[Work instruction]: Search the listing below for the word "OneDrive", and copy every line in which it turns up.

========================================

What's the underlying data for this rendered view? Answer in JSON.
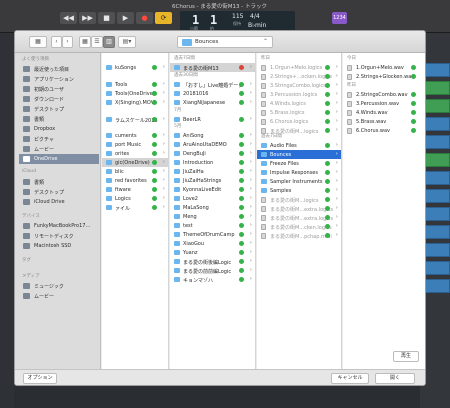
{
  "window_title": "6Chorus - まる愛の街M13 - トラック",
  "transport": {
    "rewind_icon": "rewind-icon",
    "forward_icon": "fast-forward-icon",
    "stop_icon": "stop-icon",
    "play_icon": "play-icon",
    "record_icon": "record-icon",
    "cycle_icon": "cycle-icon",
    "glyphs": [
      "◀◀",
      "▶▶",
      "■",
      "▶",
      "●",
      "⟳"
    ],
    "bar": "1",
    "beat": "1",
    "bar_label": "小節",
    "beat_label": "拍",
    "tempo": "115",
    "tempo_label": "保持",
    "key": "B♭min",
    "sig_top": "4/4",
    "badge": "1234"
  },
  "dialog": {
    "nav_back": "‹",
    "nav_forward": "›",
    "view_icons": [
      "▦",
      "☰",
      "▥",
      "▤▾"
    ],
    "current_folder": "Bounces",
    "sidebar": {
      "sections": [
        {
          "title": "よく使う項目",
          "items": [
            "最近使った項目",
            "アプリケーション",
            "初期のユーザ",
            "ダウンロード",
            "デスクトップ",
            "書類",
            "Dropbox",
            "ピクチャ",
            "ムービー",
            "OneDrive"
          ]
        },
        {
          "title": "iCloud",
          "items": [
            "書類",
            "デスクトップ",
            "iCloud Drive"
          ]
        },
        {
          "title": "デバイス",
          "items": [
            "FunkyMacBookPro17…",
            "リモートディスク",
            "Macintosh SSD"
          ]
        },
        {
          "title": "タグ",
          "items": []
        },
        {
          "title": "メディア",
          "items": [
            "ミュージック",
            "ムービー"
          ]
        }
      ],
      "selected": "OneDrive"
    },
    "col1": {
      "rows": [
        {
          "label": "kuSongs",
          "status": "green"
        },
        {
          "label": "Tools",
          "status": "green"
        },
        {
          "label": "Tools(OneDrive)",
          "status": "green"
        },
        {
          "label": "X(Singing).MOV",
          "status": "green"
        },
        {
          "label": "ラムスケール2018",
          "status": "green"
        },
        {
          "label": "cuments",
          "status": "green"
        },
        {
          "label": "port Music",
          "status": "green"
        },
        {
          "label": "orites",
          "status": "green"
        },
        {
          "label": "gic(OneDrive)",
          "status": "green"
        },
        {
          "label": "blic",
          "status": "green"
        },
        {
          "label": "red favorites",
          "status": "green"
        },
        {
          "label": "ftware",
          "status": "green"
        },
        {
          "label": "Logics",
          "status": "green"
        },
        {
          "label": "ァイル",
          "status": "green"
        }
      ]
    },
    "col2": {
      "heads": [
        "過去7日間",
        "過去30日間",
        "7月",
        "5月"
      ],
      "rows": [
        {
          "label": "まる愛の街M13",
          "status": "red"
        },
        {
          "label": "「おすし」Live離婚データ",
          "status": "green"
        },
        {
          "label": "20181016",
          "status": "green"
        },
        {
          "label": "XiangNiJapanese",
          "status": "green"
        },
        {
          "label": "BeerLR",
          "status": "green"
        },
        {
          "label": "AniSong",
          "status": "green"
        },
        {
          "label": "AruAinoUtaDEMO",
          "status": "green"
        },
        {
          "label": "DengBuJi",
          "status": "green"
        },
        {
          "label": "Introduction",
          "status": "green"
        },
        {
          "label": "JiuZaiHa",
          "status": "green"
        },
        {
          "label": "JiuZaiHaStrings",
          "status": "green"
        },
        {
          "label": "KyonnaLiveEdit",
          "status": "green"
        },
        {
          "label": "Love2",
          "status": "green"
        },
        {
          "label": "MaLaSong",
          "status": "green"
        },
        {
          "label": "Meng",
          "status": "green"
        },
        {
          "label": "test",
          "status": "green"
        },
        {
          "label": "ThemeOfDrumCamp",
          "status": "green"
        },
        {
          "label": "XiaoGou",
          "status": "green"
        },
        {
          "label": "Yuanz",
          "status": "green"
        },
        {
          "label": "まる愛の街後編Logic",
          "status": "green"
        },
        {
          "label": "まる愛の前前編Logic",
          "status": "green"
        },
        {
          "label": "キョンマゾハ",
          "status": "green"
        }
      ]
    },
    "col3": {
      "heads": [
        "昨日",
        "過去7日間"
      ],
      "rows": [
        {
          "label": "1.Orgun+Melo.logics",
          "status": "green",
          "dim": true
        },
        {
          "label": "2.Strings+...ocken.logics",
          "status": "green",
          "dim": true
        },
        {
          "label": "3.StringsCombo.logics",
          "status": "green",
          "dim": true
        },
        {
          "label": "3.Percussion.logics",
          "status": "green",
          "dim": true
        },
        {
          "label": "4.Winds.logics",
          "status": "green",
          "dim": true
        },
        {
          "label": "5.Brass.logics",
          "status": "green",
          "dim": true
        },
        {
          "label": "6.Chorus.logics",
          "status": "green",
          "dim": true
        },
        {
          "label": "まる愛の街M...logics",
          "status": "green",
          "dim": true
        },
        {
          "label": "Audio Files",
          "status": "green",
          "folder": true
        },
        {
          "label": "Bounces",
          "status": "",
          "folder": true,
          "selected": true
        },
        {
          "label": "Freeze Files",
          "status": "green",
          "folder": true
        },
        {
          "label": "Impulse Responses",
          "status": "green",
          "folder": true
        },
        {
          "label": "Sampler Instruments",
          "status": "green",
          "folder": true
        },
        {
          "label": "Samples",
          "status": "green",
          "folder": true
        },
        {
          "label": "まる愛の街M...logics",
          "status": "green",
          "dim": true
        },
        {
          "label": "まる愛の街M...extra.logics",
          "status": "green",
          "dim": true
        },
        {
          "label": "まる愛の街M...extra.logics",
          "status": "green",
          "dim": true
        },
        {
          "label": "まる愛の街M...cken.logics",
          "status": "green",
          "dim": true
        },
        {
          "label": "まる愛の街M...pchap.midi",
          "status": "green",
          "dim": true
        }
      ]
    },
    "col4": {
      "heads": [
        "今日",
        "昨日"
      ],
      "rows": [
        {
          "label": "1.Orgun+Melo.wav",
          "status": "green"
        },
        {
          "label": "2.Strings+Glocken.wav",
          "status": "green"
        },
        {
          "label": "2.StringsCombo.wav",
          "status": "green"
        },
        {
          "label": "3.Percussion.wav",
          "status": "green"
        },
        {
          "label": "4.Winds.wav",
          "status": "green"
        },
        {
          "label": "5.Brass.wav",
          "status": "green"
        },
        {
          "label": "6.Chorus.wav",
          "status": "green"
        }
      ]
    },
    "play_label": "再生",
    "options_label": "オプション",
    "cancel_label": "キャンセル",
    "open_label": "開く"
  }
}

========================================

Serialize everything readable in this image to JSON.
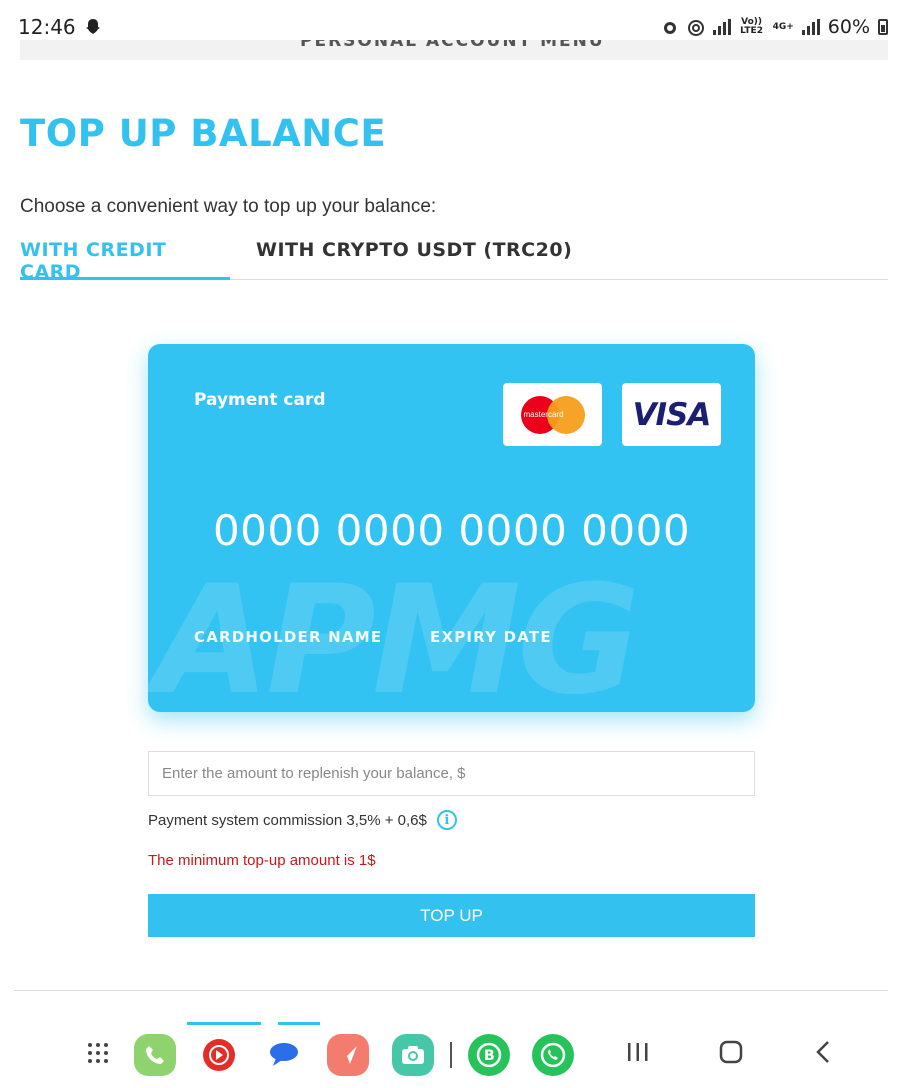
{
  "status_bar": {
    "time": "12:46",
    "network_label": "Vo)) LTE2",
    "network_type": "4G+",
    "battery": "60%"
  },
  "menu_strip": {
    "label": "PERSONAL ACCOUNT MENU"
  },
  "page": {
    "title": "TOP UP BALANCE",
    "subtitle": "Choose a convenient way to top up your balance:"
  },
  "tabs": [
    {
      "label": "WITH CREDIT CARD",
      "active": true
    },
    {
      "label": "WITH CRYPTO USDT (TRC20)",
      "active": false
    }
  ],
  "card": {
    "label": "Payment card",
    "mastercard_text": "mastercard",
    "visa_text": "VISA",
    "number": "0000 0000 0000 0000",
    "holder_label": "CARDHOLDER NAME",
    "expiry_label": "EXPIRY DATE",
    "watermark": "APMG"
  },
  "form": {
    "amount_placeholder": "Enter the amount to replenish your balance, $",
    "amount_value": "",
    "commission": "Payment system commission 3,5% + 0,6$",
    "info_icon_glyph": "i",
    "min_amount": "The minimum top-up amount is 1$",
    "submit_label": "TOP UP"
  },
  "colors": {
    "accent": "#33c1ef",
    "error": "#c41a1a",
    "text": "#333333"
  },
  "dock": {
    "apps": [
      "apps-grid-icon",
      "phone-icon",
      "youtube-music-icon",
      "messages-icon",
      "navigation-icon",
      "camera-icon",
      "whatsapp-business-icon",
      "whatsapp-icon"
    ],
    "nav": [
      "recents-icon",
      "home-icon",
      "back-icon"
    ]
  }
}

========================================

[Exercise solution]:
            "OneDrive"
      "selected": "OneDrive"
          "label": "Tools(OneDrive)",
          "label": "gic(OneDrive)",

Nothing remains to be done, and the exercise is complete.